VIDI te in somnis fracta, mea vita, carina
    Ionio lassas ducere rore manus,
et, quaecumque in me fueras mentita, fateri,
    nec iam umore gravis tollere posse comas,
qualem purpureis agitatam fluctibus Hellen,
    aurea quam molli tergore vexit ovis.
quam timui, ne forte tuum mare nomen haberet,
    atque tua labens navita fleret aqua!
quae tum ego Neptuno, quae tum cum Castore fratri,
    quaeque tibi excepi, iam dea, Leucothoe!
at tu vix primas extollens gurgite palmas
    saepe meum nomen iam peritura vocas.
quod si forte tuos vidisset Glaucus ocellos,
    esses Ionii facta puella maris,
et tibi ob invidiam Nereides increpitarent,
    candida Nesaee, caerula Cymothoe.
sed tibi subsidio delphinum currere vidi,
    qui, puto, Arioniam vexerat ante lyram.
iamque ego conabar summo me mittere saxo,
    cum mihi discussit talia visa metus.

Vidi:  the dependent infinitives are ducere, fateri, posse
fracta carina:  abl. abs.  carina (keel) is pars pro toto for ship
Ionio rore: in the foam of the Ionian Sea. ros roris (m.) means primarily `dew’, but also `foam’.
in me: towards me
manus ducere: spreading out the arms (for swimming) – note the melodramatic lassas `tired’.
mentior mentitus sum: to lie cheat
fateor fassus sum: to confess
comas (hair) heavy (gravis = graves) by the water
qualem …Hellen instead of vidi te talem ducere manus, qualis erat Helle, quem
Helle: she tried to escape from Ino on the golden ram, who carried her on his soft back, but fell into the water which is now called Hellespont and moved forward by the purple waves (purpureis agitatam fluctibus) she drowned
ovis: note that the word is feminine, but in the myth it is a ram
quam: how much!
forte: by chance
navita =  nauta
(in) tua aqua
labens: labi is also used for `to sail’
quae excipi + dat. : what things I have vowed to
Neptunus, the brothers Castor and Pollux and Leucothoe are all connected with the sea. Leucothoe is another name for Ino, who in a moment of madness jumped into the sea and was turned into a goddess.
primas palmas: finger tips
(ex) gurgite: out of the gulf
peritura: about to die
Glaucos: sea-deity
esses puella facta: you would have been made a mermaid
increpito: to harass
Nereides: the 50 mermaids sisters to whom white Nesaee and bleu Cymothoe belong.
subsidio: for rescue, aid
Arioniam lyram: referring to the well-known story of the rescue of the singer Arion by a dolphin
ante: adverb!
conabar  me mittere: I was about throw myself
(de) summon saxo (but why do that when there is already a dolphin?)
discuto discussi discussum: to shatter
cum mihi discussit talia visa metus: we all have the experience of waking up from a bad dream at the moment danger is most imminent…

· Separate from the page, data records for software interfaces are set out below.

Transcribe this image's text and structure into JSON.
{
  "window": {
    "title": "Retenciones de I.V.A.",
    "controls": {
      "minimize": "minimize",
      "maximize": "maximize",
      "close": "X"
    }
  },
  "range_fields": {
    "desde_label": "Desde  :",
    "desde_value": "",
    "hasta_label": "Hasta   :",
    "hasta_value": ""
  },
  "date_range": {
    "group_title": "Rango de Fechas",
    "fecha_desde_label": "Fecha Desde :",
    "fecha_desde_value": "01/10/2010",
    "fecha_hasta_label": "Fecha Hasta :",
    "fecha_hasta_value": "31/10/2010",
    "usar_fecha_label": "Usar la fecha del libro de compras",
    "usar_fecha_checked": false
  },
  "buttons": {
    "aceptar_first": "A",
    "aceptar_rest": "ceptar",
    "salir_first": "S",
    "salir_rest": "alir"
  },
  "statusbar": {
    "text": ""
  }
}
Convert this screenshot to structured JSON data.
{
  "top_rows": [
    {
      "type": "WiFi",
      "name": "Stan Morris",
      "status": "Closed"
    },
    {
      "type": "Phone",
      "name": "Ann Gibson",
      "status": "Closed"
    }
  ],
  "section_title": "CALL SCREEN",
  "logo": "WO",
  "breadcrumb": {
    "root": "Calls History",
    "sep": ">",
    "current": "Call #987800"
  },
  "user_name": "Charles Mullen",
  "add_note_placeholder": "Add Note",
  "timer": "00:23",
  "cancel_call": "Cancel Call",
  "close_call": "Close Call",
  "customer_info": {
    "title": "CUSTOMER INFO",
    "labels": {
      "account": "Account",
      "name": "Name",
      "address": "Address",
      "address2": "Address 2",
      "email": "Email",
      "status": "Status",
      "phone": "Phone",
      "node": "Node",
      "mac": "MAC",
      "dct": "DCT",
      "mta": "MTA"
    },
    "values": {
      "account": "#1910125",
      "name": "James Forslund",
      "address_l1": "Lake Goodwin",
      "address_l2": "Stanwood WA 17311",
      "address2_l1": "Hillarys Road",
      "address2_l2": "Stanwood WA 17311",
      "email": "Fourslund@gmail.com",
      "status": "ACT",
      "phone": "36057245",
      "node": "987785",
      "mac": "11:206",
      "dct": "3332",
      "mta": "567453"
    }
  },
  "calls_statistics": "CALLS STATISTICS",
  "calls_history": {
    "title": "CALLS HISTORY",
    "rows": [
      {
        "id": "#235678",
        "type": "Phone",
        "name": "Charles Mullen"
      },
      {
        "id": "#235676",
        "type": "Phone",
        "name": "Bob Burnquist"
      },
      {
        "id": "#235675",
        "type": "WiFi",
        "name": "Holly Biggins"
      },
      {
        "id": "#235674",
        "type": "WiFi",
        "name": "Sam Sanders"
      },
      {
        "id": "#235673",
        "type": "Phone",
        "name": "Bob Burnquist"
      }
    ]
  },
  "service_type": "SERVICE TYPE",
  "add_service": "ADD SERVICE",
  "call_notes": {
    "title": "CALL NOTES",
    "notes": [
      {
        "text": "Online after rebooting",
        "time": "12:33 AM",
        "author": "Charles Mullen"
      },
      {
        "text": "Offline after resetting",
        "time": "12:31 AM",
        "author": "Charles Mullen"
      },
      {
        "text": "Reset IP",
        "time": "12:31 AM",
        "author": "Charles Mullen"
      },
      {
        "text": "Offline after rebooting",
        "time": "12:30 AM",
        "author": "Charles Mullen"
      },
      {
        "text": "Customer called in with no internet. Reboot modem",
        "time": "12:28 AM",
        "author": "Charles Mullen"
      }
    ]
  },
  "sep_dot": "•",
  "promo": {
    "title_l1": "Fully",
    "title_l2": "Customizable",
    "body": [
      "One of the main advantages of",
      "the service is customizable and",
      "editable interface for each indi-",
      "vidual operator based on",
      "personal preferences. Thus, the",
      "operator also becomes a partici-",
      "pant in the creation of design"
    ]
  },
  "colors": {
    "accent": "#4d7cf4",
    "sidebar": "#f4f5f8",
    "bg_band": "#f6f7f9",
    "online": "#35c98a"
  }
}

Book II.26:1-20 A dream of shipwreck
Translated by A. S. Kline © 2002, 2008

        I saw you, in my dreams, mea vita, shipwrecked, striking out, with weary hands, at Ionian waters, confessing the many ways you lied to me, unable to lift your head, hair heavy with brine, like Helle, whom once the golden ram carried on his soft back, driven through the dark waves.

        How frightened I was, that perhaps that sea would bear your name, and the sailors would weep for you, as they sailed your waters! What gifts I entertained for Neptune, for Castor and his brother, what gifts for you Leucothoe, now a goddess! At least, like one about to die, you called my name, often, barely lifting your fingertips above the deep.

        Yet if Glaucus had seen your eyes, by chance, you’d have become a mermaid among Ionian seas, and the Nereids would have chided you, from envy, white Nesaee and sea-green Cymothoe. But I saw a dolphin leap to aid you, who once before, I think, bore Arion’s lyre. And already I was about to dive myself from a high rock, when fear woke me from such visions.

1 comment:

  1. A most helpful help. Many thanks. Maybe a bit more reverence for the genius, though?? Still working, thousands of years later...